Your task is to copy each line in the listing that includes the word "false".

BEGIN MATERIAL PROVIDED

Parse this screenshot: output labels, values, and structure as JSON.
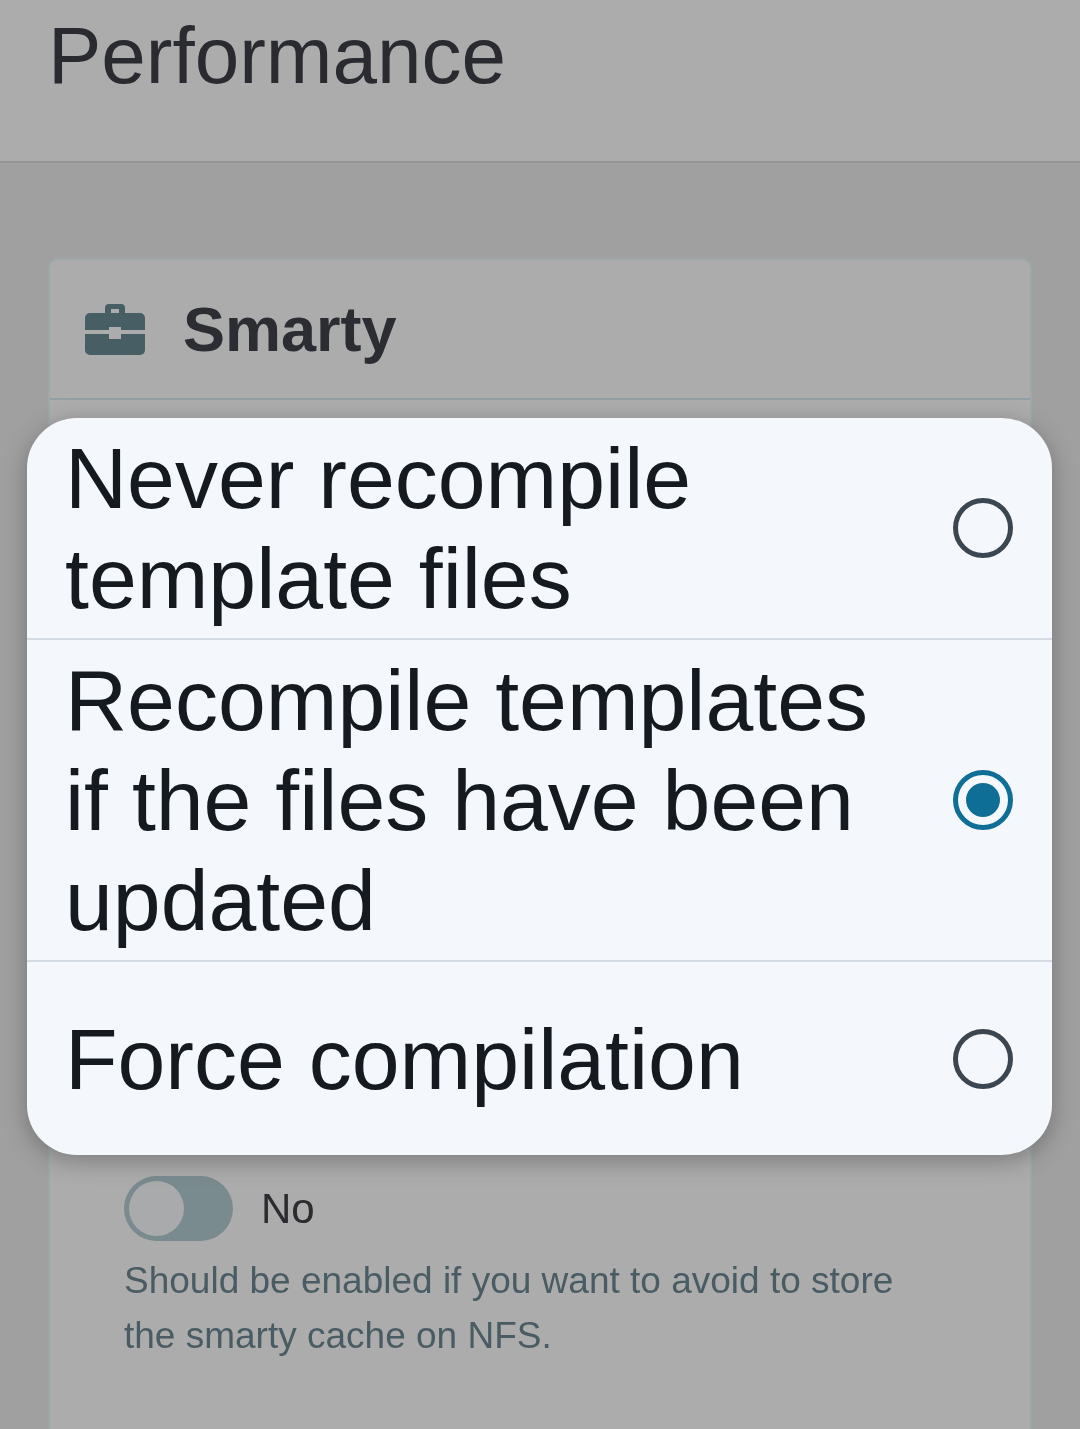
{
  "header": {
    "title": "Performance"
  },
  "card": {
    "title": "Smarty",
    "setting": {
      "on": false,
      "state_label": "No",
      "help": "Should be enabled if you want to avoid to store the smarty cache on NFS."
    }
  },
  "dialog": {
    "options": [
      {
        "label": "Never recompile template files",
        "selected": false
      },
      {
        "label": "Recompile templates if the files have been updated",
        "selected": true
      },
      {
        "label": "Force compilation",
        "selected": false
      }
    ]
  }
}
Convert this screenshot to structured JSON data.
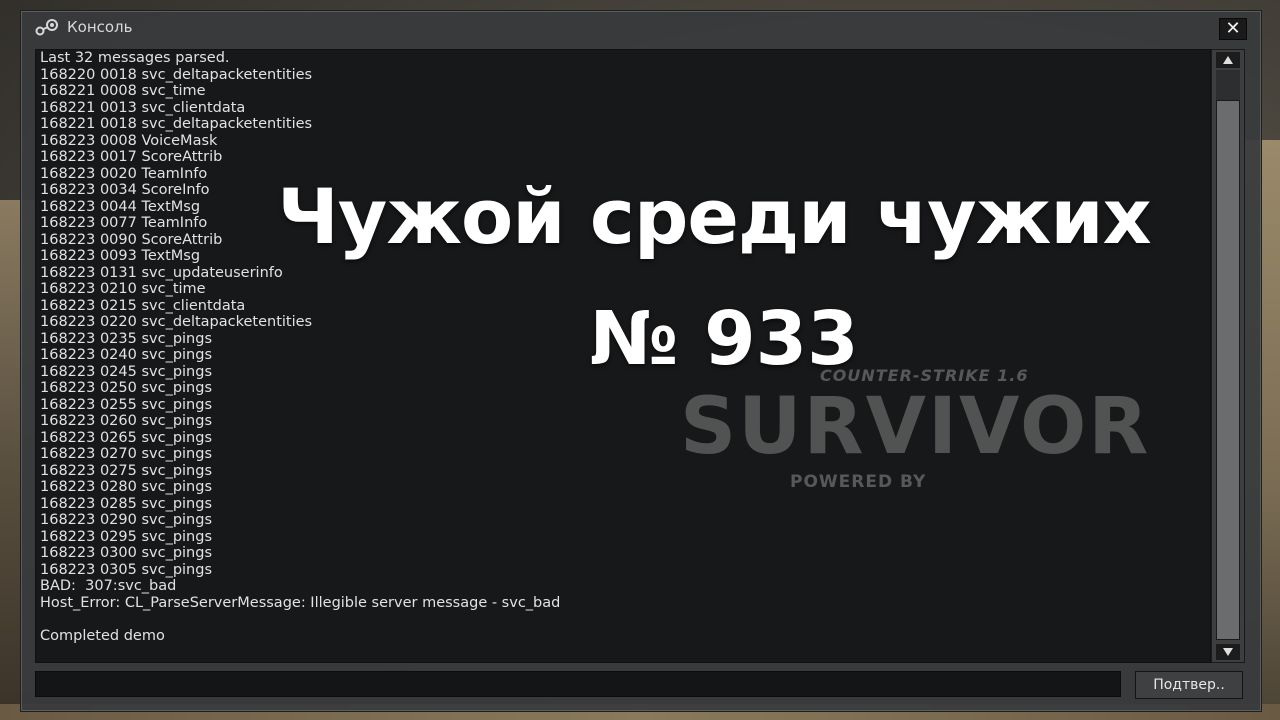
{
  "window": {
    "title": "Консоль",
    "close_label": "✕"
  },
  "console": {
    "lines": [
      "Last 32 messages parsed.",
      "168220 0018 svc_deltapacketentities",
      "168221 0008 svc_time",
      "168221 0013 svc_clientdata",
      "168221 0018 svc_deltapacketentities",
      "168223 0008 VoiceMask",
      "168223 0017 ScoreAttrib",
      "168223 0020 TeamInfo",
      "168223 0034 ScoreInfo",
      "168223 0044 TextMsg",
      "168223 0077 TeamInfo",
      "168223 0090 ScoreAttrib",
      "168223 0093 TextMsg",
      "168223 0131 svc_updateuserinfo",
      "168223 0210 svc_time",
      "168223 0215 svc_clientdata",
      "168223 0220 svc_deltapacketentities",
      "168223 0235 svc_pings",
      "168223 0240 svc_pings",
      "168223 0245 svc_pings",
      "168223 0250 svc_pings",
      "168223 0255 svc_pings",
      "168223 0260 svc_pings",
      "168223 0265 svc_pings",
      "168223 0270 svc_pings",
      "168223 0275 svc_pings",
      "168223 0280 svc_pings",
      "168223 0285 svc_pings",
      "168223 0290 svc_pings",
      "168223 0295 svc_pings",
      "168223 0300 svc_pings",
      "168223 0305 svc_pings",
      "BAD:  307:svc_bad",
      "Host_Error: CL_ParseServerMessage: Illegible server message - svc_bad",
      "",
      "Completed demo"
    ]
  },
  "scrollbar": {
    "up_icon": "scroll-up-arrow",
    "down_icon": "scroll-down-arrow",
    "position": 1.0
  },
  "input": {
    "value": "",
    "placeholder": ""
  },
  "submit_label": "Подтвер..",
  "background_logo": {
    "top": "COUNTER-STRIKE 1.6",
    "main": "SURVIVOR",
    "sub": "POWERED BY"
  },
  "overlay": {
    "line1": "Чужой среди чужих",
    "line2": "№ 933"
  },
  "colors": {
    "window_bg": "#383a3c",
    "console_bg": "#121314",
    "text": "#e2e2e2",
    "overlay_text": "#ffffff"
  }
}
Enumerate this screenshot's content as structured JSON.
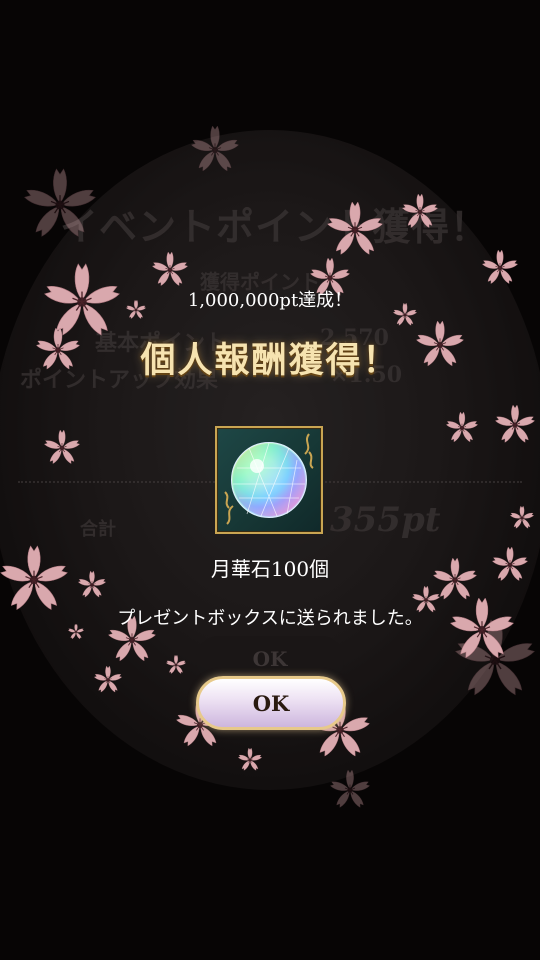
{
  "background": {
    "title": "イベントポイント獲得！",
    "line1": "獲得ポイント",
    "line2_label": "基本ポイント",
    "line2_value": "2,570",
    "line3_label": "ポイントアップ効果",
    "line3_value": "×1.50",
    "total_label": "合計",
    "total_value": "355pt",
    "ok_label": "OK"
  },
  "modal": {
    "achievement": "1,000,000pt達成！",
    "title": "個人報酬獲得！",
    "item_name": "月華石100個",
    "message": "プレゼントボックスに送られました。",
    "ok_label": "OK"
  },
  "colors": {
    "accent_gold": "#f6e3b0",
    "frame_gold": "#c9a552",
    "blossom_pink": "#d9a8ad"
  }
}
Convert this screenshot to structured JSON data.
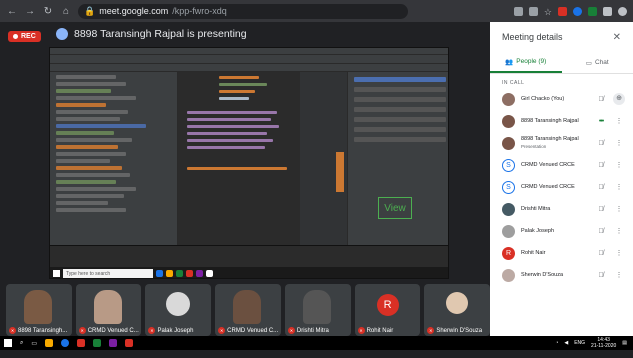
{
  "browser": {
    "url_host": "meet.google.com",
    "url_path": "/kpp-fwro-xdq",
    "colors": {
      "bar": "#35363a",
      "url_box": "#202124"
    }
  },
  "meeting": {
    "rec_label": "REC",
    "presenter_text": "8898 Taransingh Rajpal is presenting",
    "shared_screen": {
      "view_label": "View",
      "taskbar_search": "Type here to search"
    },
    "tiles": [
      {
        "label": "8898 Taransingh...",
        "photo_color": "#7a5a44"
      },
      {
        "label": "CRMD Venued C...",
        "photo_color": "#b89a86"
      },
      {
        "label": "Palak Joseph",
        "photo_color": "#d9d9d9"
      },
      {
        "label": "CRMD Venued C...",
        "photo_color": "#6b5040"
      },
      {
        "label": "Drishti Mitra",
        "photo_color": "#555"
      },
      {
        "label": "Rohit Nair",
        "letter": "R"
      },
      {
        "label": "Sherwin D'Souza",
        "photo_color": "#e0c8b0"
      }
    ]
  },
  "side_panel": {
    "title": "Meeting details",
    "close_icon": "close-icon",
    "tabs": [
      {
        "label": "People (9)",
        "icon": "people-icon",
        "active": true
      },
      {
        "label": "Chat",
        "icon": "chat-icon",
        "active": false
      }
    ],
    "section_label": "IN CALL",
    "people": [
      {
        "name": "Girl Chacko (You)",
        "sub": "",
        "avatar_color": "#8d6e63",
        "action1": "mic-off-icon",
        "action2": "pin-icon"
      },
      {
        "name": "8898 Taransingh Rajpal",
        "sub": "",
        "avatar_color": "#795548",
        "action1": "speaking-icon",
        "action2": "more-icon"
      },
      {
        "name": "8898 Taransingh Rajpal",
        "sub": "Presentation",
        "avatar_color": "#795548",
        "action1": "mic-off-icon",
        "action2": "more-icon"
      },
      {
        "name": "CRMD Venued CRCE",
        "sub": "",
        "avatar_color": "#1a73e8",
        "action1": "mic-off-icon",
        "action2": "more-icon"
      },
      {
        "name": "CRMD Venued CRCE",
        "sub": "",
        "avatar_color": "#1a73e8",
        "action1": "mic-off-icon",
        "action2": "more-icon"
      },
      {
        "name": "Drishti Mitra",
        "sub": "",
        "avatar_color": "#455a64",
        "action1": "mic-off-icon",
        "action2": "more-icon"
      },
      {
        "name": "Palak Joseph",
        "sub": "",
        "avatar_color": "#9e9e9e",
        "action1": "mic-off-icon",
        "action2": "more-icon"
      },
      {
        "name": "Rohit Nair",
        "sub": "",
        "avatar_color": "#d93025",
        "letter": "R",
        "action1": "mic-off-icon",
        "action2": "more-icon"
      },
      {
        "name": "Sherwin D'Souza",
        "sub": "",
        "avatar_color": "#bcaaa4",
        "action1": "mic-off-icon",
        "action2": "more-icon"
      }
    ]
  },
  "os_taskbar": {
    "lang": "ENG",
    "time": "14:43",
    "date": "21-11-2020"
  },
  "accent": {
    "green": "#188038",
    "red": "#d93025"
  }
}
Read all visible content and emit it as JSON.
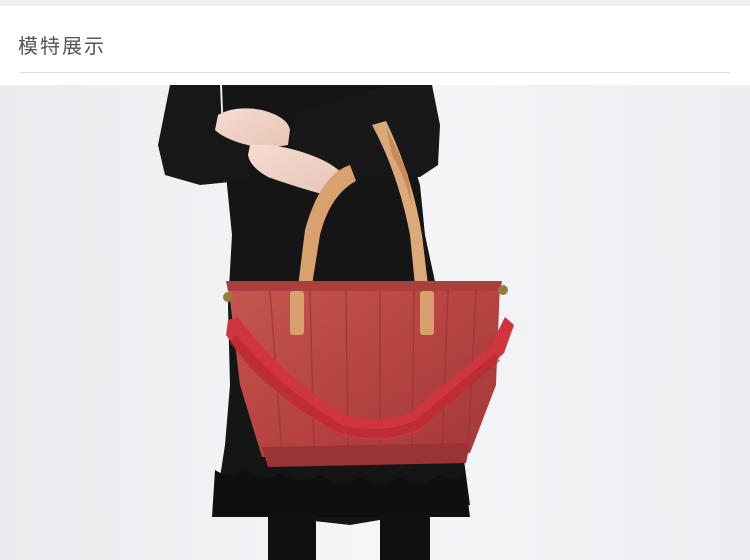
{
  "section": {
    "title": "模特展示"
  },
  "photo": {
    "subject": "model-holding-red-leather-tote",
    "colors": {
      "wall": "#f1f2f4",
      "dress": "#141414",
      "bag": "#b84444",
      "strap": "#d0343e",
      "handle": "#d9a070"
    }
  }
}
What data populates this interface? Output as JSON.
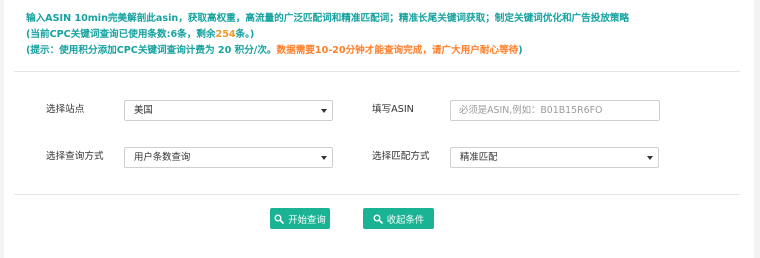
{
  "notice": {
    "line1": "输入ASIN 10min完美解剖此asin，获取高权重，高流量的广泛匹配词和精准匹配词；精准长尾关键词获取；制定关键词优化和广告投放策略",
    "line2_prefix": "(当前CPC关键词查询已使用条数:6条，剩余",
    "line2_count": "254",
    "line2_suffix": "条。)",
    "line3_prefix": "(提示：使用积分添加CPC关键词查询计费为 20 积分/次。",
    "line3_warning": "数据需要10-20分钟才能查询完成，请广大用户耐心等待",
    "line3_suffix": ")"
  },
  "form": {
    "site_label": "选择站点",
    "site_value": "美国",
    "asin_label": "填写ASIN",
    "asin_placeholder": "必须是ASIN,例如：B01B15R6FO",
    "query_label": "选择查询方式",
    "query_value": "用户条数查询",
    "match_label": "选择匹配方式",
    "match_value": "精准匹配"
  },
  "actions": {
    "start_label": "开始查询",
    "collapse_label": "收起条件"
  },
  "colors": {
    "accent": "#16a2a0",
    "button": "#1ab394",
    "highlight": "#f59a23"
  },
  "icons": {
    "start": "search-icon",
    "collapse": "search-icon"
  }
}
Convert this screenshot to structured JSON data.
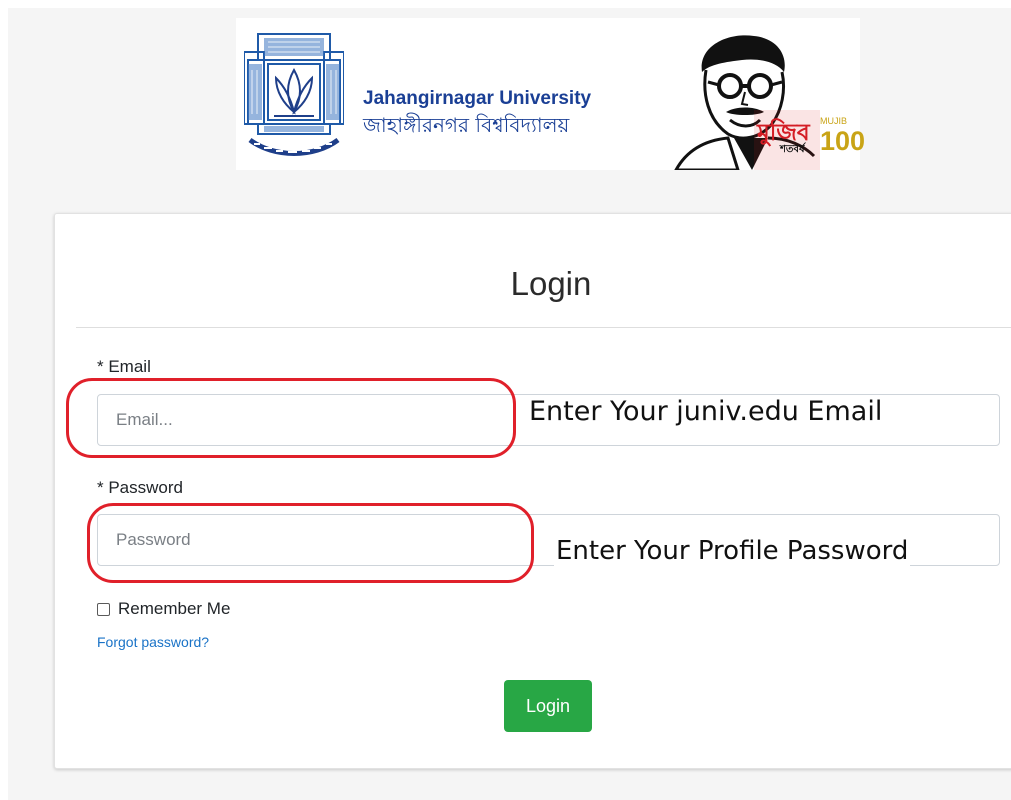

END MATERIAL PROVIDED

=== COMPLETED EXERCISE ===
      "on": false,
        "selected": false
        "selected": false
        "active": false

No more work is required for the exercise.